Nothing but a number is needed here; count the lines of the listing that include "angular".

Material supplied:
◆ ◆ ◆ ◆ ◆

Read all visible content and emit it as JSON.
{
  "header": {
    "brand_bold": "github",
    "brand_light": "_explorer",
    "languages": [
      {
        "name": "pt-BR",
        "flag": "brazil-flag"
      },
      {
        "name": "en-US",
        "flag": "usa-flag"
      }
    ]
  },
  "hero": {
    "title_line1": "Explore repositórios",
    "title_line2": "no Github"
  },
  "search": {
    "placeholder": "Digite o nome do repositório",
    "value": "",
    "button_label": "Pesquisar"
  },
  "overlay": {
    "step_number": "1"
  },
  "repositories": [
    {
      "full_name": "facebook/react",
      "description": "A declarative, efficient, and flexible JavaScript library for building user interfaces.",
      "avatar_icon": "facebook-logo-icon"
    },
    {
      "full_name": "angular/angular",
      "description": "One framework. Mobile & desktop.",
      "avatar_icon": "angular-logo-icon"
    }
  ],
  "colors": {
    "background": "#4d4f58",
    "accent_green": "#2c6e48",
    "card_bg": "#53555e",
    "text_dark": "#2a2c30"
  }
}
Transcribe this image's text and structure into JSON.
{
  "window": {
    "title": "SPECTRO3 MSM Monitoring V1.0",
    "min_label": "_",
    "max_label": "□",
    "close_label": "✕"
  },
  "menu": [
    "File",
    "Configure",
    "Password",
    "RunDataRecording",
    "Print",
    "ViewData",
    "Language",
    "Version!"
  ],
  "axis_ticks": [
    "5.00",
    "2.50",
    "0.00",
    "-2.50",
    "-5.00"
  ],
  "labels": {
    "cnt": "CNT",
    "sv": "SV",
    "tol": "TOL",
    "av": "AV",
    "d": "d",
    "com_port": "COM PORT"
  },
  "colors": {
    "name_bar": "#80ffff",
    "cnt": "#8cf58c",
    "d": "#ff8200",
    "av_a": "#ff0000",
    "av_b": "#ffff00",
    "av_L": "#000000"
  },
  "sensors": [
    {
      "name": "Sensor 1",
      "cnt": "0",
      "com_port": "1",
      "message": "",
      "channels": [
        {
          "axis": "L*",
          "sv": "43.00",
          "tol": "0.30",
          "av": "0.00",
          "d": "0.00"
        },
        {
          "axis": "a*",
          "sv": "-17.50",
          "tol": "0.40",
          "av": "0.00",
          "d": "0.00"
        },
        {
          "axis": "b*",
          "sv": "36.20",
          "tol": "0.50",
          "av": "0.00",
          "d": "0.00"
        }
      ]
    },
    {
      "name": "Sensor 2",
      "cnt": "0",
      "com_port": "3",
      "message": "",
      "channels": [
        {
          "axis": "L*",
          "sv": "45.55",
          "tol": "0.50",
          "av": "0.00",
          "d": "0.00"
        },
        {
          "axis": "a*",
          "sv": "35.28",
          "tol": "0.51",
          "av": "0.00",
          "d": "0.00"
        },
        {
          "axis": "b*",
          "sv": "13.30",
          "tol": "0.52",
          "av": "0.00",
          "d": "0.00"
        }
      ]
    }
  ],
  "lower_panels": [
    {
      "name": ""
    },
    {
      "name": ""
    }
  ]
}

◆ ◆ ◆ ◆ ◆

Answer for this exercise: 2